In seventh grade algebra, my teacher scrawled a string of numbers across the chalkboard: -10, -9, -8. and up through 8, 9, and 10. Mrs. Ernzen’s task for the day was to teach a room of young teens how to add and subtract negative numbers. She stood in front of the chalkboard and through her hands up with enthusiasm. Her pixie-cut and funky pink-rimmed glasses exaggerated her passion for authenticity and teaching—a contagious passion that invited her students to engage, experience, and learn.

The American school system teaches students to be cogs in a broken, ever-evolving machine that is becoming less and less relevant with each passing day. Rote memorization does not work, as evidenced by countless studies over the year. Pair this with the decreasing attention span of humans, and we have a big problem. By the time young adults enter the real world—a world of jobs, relationships, and self-sufficiency—many flounder. The skills learned in school are utterly useless much of the time.

Mrs. Ernzen stood before the number line, before “-2” and asked the class, “how do I subtract three from negative two?” Since she was subtracting, she faced towards the left, towards the negatives, and took three steps in that direction. She landed at “-5”.

The problem with modern education is that there are few, if any, internal feedback loops. Children read material, complete homework, and take tests; they memorize material, receive grades based on surface understanding, and are then shooed along to the next chapter. Teachers, unfortunately, have their hands tied when it comes to delving in deeper to important topics and skipping the less relevant ones. The systems in place often required extensive research and resourcing, so altering the dysfunctional system once more is often pushed aside until dissent can no longer be ignored.

“Let’s try another one! Let’s imagine negative two plus three.” Mrs. Ernzen positioned herself in front of the number “-2” and then asked the students what was next. We instructed her to face to the right since we were adding. She took three steps to the right and stopped in front of “+1”. She shouted out with enthusiasm and the entire class beamed with pride.

Not many teachers are like Mrs. Ernzen. This is one of my few classroom memories from elementary school. I don’t remember many lessons, activities, or facts. Energy, enthusiasm, conversations between students are often forbidden in the classroom. It’s a place for learning, not a place for fun. But what if learning could be made fun?

I was always a good student, though it was more a matter of discipline than enjoyment. However, I always looked forward to summer, particularly summer camps. I attended science camp, zoo camp, Girl Scout camp, sports camp, music camp, sewing lessons, and STEM camp. I have fond memories of every single summer: learning about animals, wearing hand-crafted clothing, and making new friends. My favorite was STEM camp, where 30 preadolescent girls designed bridges using CAD software, built functional rollercoasters from foam tubing and marbles, and—perhaps for the first time in their lives—learned through hand-on participation. Those are the lessons I remember.
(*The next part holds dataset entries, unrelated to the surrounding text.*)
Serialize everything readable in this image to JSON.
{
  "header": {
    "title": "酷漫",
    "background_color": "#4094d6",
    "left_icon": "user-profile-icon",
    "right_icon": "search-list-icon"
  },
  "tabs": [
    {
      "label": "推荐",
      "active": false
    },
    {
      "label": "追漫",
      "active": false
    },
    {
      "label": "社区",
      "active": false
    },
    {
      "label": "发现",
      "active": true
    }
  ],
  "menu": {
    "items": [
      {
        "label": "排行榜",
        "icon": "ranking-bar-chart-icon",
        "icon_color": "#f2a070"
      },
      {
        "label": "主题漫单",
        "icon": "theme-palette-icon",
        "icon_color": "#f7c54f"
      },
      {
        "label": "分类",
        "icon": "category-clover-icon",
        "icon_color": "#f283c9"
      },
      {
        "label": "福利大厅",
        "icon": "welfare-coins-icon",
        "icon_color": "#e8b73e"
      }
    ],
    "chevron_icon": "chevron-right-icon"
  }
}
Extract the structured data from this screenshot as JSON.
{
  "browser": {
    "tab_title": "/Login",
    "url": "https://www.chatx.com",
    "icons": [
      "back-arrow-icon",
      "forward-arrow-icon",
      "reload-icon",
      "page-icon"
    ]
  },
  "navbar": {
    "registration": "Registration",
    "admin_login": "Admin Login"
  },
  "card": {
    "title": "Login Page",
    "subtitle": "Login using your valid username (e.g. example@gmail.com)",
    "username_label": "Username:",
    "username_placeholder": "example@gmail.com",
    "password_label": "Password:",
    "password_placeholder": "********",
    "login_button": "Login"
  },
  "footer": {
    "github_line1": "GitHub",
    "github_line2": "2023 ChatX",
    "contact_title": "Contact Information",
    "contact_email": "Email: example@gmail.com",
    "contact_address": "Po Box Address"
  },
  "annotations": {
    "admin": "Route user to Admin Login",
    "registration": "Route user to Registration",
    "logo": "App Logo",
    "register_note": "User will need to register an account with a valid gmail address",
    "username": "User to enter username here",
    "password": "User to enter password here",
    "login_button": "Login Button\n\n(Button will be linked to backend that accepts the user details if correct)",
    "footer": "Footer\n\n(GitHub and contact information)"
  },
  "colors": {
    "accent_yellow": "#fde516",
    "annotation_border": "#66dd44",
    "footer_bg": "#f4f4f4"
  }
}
With age, I’ve come to understand the importance of interactive learning. If I were to have a child today, I would not trust the American school system to prepare them for success. Though I am neither a parent nor a teacher, I believe that the system is flawed. We need to promote engagement and enthusiasm surrounding learning. Leaving for school in the morning should generate the level of excitement I felt as I climbed in the family van for summer camp, not the dread of sitting still for 8 hours and being caught daydreaming.

We are moving away from Industrialism and towards a world hinged on creativity, innovation, and new perspectives. Millions of children memorizing the same vocabulary lists and math problems is not going to achieve that.

With the rise of technology come new challenges, and new opportunities. I believe it’s our responsibility to begin applying the latest research to better understand learning, engagement, and retention; I believe that we have the obligation to prepare younger generations for the unknown, ever-unfolding future that they will come into and help create. Though the problem is evident, there is no clear-cut solution. Perhaps, the necessary systematic changes will be—or need to be—just as explorative for the change-makers as those affected. Maybe we needed to approach the questions with the same lighthearted excitement as a child anticipating summer camp, with a sense of adventure and belief that anything is possible.